RECORDS SUPPLIED:
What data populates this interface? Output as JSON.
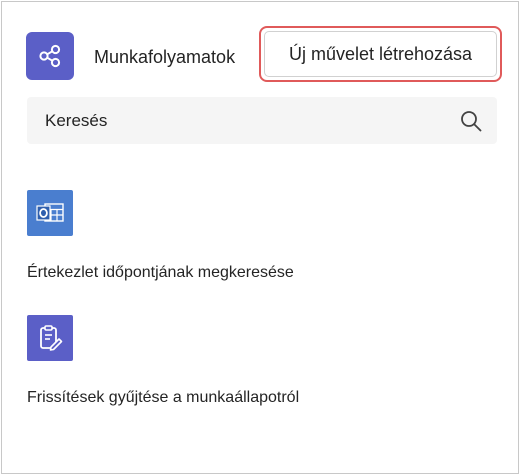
{
  "header": {
    "app_title": "Munkafolyamatok",
    "app_icon": "share-nodes-icon",
    "new_action_label": "Új művelet létrehozása"
  },
  "search": {
    "placeholder": "Keresés",
    "value": "",
    "icon": "search-icon"
  },
  "workflows": [
    {
      "label": "Értekezlet időpontjának megkeresése",
      "icon": "outlook-calendar-icon",
      "color": "#4a7ecf"
    },
    {
      "label": "Frissítések gyűjtése a munkaállapotról",
      "icon": "clipboard-edit-icon",
      "color": "#5b5fc7"
    }
  ],
  "colors": {
    "brand": "#5b5fc7",
    "highlight": "#e05a5a",
    "search_bg": "#f5f5f5"
  }
}
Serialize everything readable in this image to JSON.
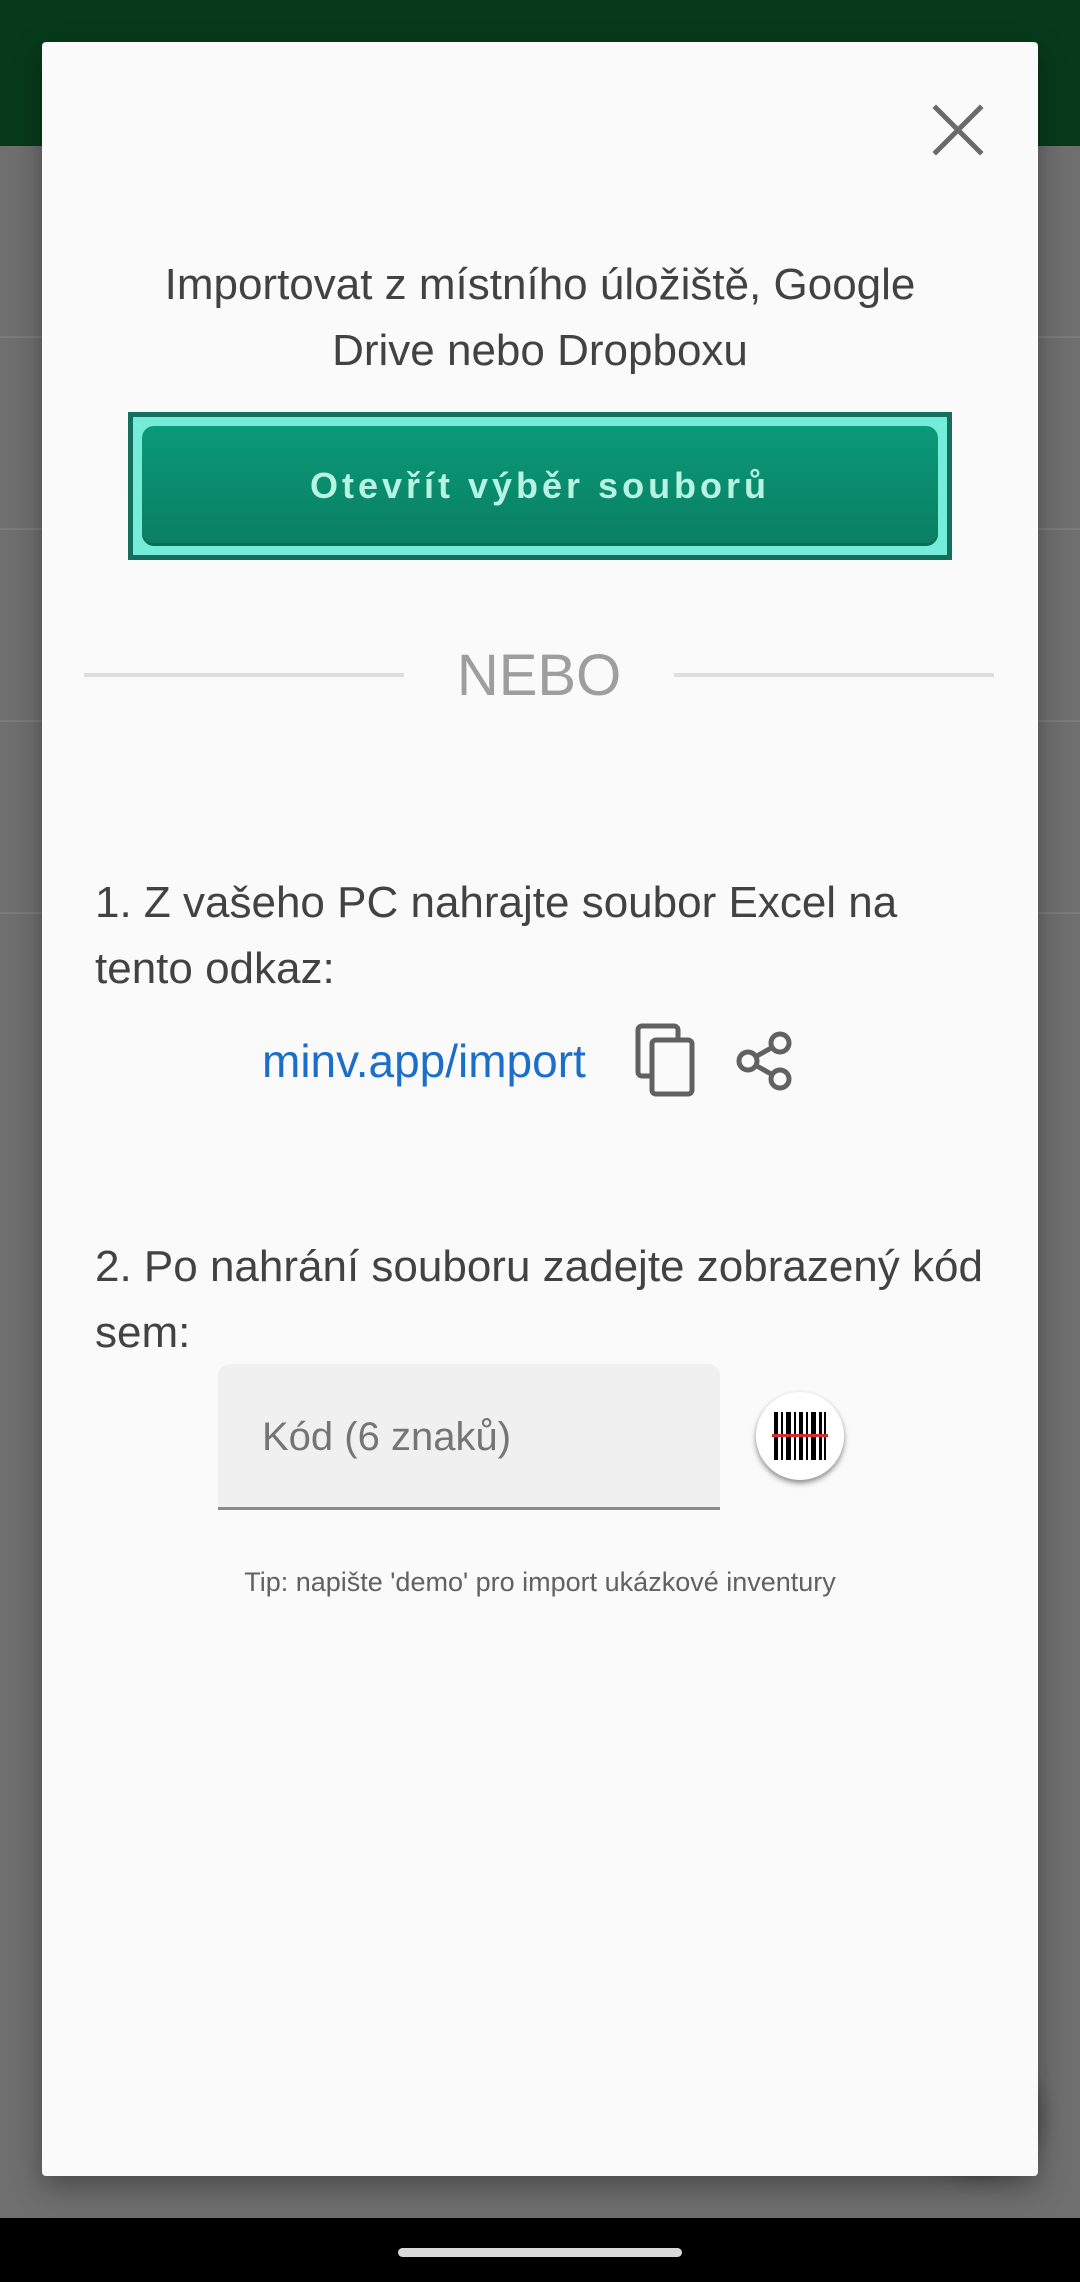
{
  "dialog": {
    "heading": "Importovat z místního úložiště, Google Drive nebo Dropboxu",
    "open_picker_label": "Otevřít výběr souborů",
    "or_label": "NEBO",
    "step1_text": "1. Z vašeho PC nahrajte soubor Excel na tento odkaz:",
    "import_link": "minv.app/import",
    "step2_text": "2. Po nahrání souboru zadejte zobrazený kód sem:",
    "code_placeholder": "Kód (6 znaků)",
    "tip": "Tip: napište 'demo' pro import ukázkové inventury"
  },
  "icons": {
    "close": "close-icon",
    "copy": "copy-icon",
    "share": "share-icon",
    "scan": "barcode-scan-icon"
  },
  "colors": {
    "accent": "#0a8a6c",
    "link": "#1c6fc9",
    "appbar": "#073a1b"
  }
}
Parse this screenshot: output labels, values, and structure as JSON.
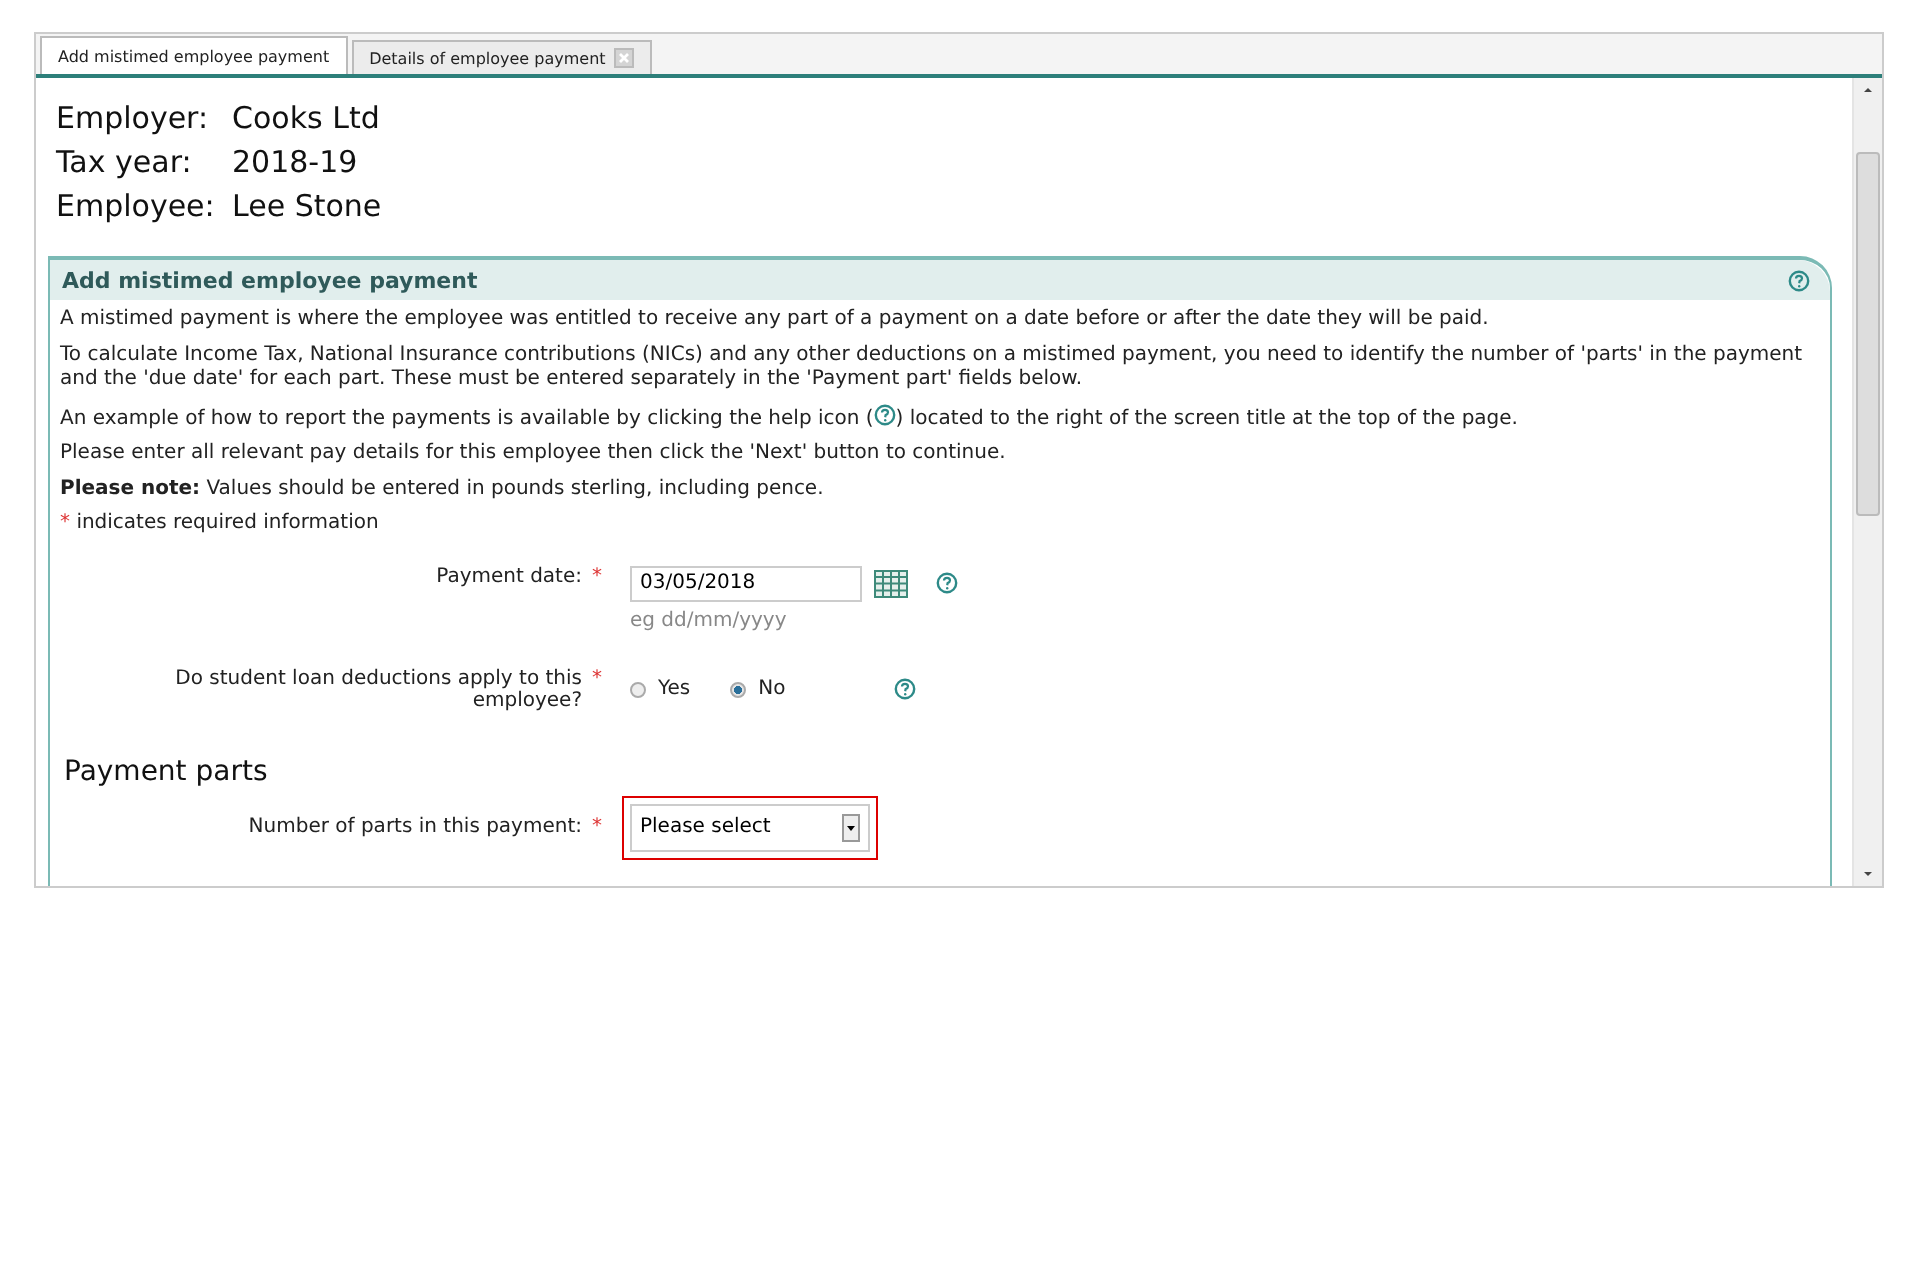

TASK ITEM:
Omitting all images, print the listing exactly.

ANSWER SECTION:
What data populates this interface? Output as JSON.
{
  "header": {
    "app_title": "Munkafolyamatok",
    "app_icon": "share-nodes-icon",
    "new_action_label": "Új művelet létrehozása"
  },
  "search": {
    "placeholder": "Keresés",
    "value": "",
    "icon": "search-icon"
  },
  "workflows": [
    {
      "label": "Értekezlet időpontjának megkeresése",
      "icon": "outlook-calendar-icon",
      "color": "#4a7ecf"
    },
    {
      "label": "Frissítések gyűjtése a munkaállapotról",
      "icon": "clipboard-edit-icon",
      "color": "#5b5fc7"
    }
  ],
  "colors": {
    "brand": "#5b5fc7",
    "highlight": "#e05a5a",
    "search_bg": "#f5f5f5"
  }
}
Serialize everything readable in this image to JSON.
{
  "dialog": {
    "heading": "Importovat z místního úložiště, Google Drive nebo Dropboxu",
    "open_picker_label": "Otevřít výběr souborů",
    "or_label": "NEBO",
    "step1_text": "1. Z vašeho PC nahrajte soubor Excel na tento odkaz:",
    "import_link": "minv.app/import",
    "step2_text": "2. Po nahrání souboru zadejte zobrazený kód sem:",
    "code_placeholder": "Kód (6 znaků)",
    "tip": "Tip: napište 'demo' pro import ukázkové inventury"
  },
  "icons": {
    "close": "close-icon",
    "copy": "copy-icon",
    "share": "share-icon",
    "scan": "barcode-scan-icon"
  },
  "colors": {
    "accent": "#0a8a6c",
    "link": "#1c6fc9",
    "appbar": "#073a1b"
  }
}
Parse this screenshot: output labels, values, and structure as JSON.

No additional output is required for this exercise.